Problem description: Count every line in the records below that contains the string "time". Report that number alone.

Task input:
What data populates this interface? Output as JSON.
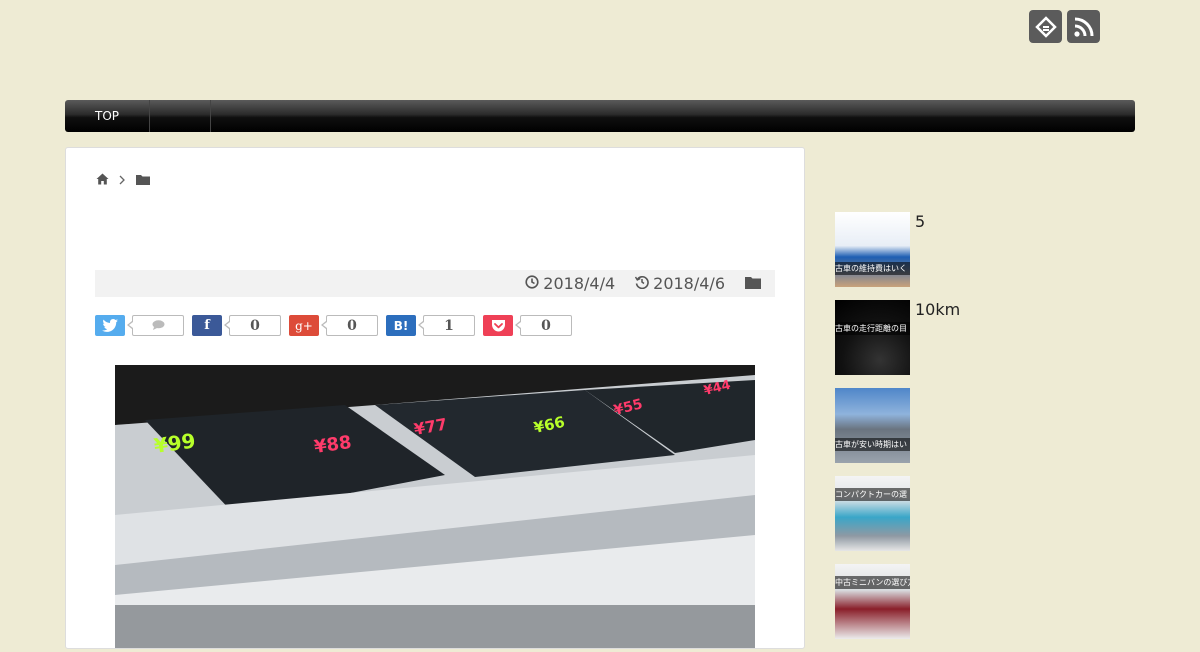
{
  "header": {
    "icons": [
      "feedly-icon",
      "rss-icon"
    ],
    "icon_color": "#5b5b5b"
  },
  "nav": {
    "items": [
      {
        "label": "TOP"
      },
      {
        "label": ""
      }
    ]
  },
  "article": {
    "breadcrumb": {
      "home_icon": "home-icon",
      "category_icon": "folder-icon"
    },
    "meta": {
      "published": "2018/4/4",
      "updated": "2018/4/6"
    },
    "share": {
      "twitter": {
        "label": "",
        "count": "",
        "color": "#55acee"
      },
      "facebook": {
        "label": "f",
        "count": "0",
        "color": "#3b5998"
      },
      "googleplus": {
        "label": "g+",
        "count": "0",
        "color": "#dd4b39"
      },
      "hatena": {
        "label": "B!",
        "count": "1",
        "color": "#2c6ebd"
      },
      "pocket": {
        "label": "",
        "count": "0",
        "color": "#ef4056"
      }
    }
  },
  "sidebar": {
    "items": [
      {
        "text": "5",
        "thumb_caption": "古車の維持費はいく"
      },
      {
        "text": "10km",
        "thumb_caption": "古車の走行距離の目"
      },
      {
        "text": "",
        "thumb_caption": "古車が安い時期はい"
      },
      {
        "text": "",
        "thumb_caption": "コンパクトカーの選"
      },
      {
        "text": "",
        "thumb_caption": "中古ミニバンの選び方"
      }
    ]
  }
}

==

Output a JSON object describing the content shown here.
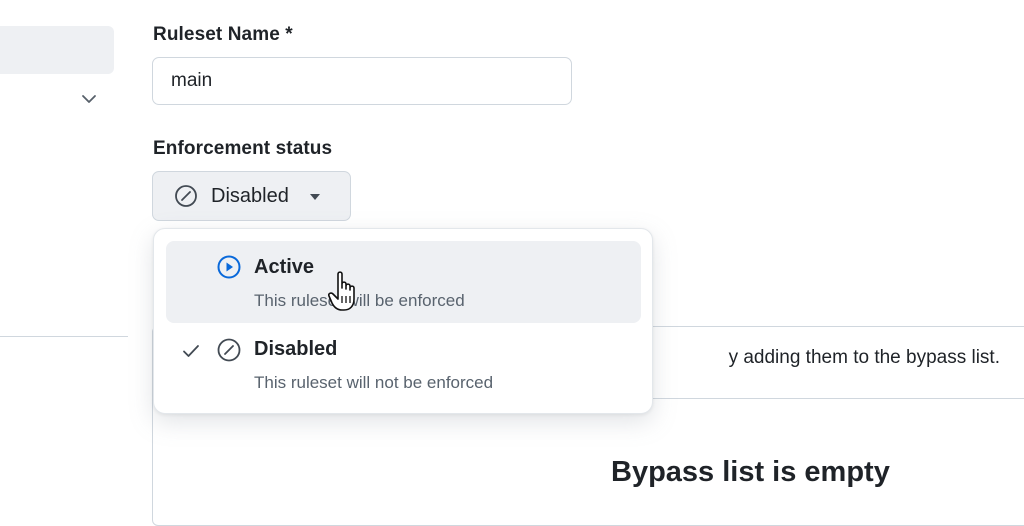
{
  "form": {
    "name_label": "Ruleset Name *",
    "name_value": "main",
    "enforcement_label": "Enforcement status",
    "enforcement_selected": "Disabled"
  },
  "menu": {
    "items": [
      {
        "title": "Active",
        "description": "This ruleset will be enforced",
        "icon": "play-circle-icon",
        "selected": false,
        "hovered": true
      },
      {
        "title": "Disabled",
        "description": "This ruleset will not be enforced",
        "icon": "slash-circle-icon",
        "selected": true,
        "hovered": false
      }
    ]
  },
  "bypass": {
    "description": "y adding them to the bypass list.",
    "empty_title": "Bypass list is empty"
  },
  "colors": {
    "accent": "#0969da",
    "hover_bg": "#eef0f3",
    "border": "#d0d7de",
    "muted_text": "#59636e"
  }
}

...

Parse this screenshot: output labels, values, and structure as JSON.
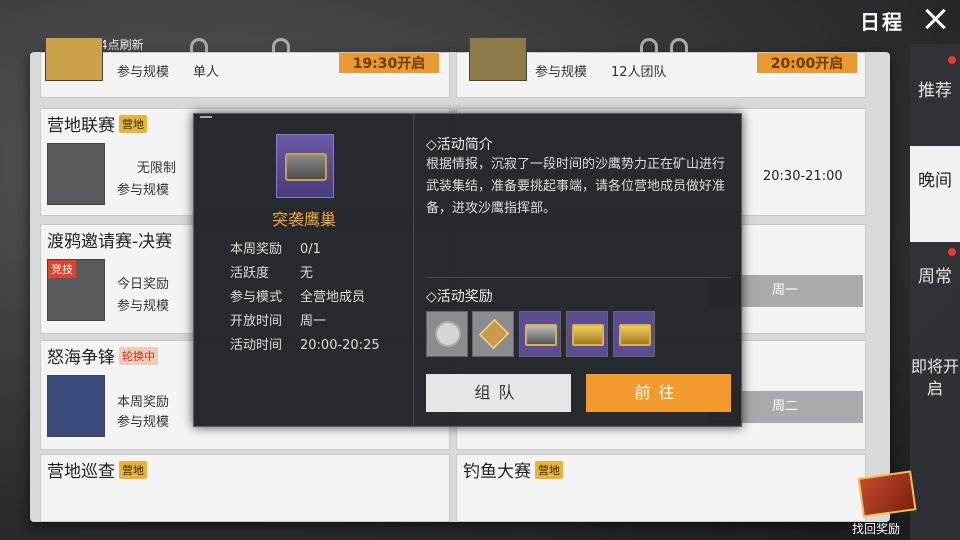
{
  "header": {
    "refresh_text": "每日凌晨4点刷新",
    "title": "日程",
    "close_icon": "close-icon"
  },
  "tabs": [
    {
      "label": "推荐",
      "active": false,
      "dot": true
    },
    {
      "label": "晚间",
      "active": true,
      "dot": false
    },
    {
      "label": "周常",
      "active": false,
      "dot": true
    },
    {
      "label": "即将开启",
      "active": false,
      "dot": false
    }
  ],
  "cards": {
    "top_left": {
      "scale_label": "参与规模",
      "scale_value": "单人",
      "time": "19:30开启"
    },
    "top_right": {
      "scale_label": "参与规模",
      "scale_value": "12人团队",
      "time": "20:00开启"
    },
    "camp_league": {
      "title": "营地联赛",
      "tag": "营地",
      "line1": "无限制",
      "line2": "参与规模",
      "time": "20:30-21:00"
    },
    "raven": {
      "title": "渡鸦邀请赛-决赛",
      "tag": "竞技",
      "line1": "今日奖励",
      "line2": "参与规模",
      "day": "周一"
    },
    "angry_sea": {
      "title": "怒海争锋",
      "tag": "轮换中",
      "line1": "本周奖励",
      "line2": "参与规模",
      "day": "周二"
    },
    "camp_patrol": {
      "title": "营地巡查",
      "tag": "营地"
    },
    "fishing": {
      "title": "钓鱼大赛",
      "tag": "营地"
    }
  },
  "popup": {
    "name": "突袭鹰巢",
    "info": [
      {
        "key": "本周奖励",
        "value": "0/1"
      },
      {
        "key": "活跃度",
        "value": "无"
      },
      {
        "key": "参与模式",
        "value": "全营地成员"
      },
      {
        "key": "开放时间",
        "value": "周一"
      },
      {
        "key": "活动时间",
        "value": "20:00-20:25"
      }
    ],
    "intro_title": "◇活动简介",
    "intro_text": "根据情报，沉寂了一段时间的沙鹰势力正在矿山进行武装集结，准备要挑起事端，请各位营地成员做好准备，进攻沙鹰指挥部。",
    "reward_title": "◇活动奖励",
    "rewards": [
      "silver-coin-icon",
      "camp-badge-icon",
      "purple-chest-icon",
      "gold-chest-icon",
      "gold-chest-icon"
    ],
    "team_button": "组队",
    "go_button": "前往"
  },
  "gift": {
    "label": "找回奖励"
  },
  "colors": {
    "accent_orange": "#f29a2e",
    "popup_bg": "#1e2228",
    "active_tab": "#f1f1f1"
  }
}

Answer to this task: 3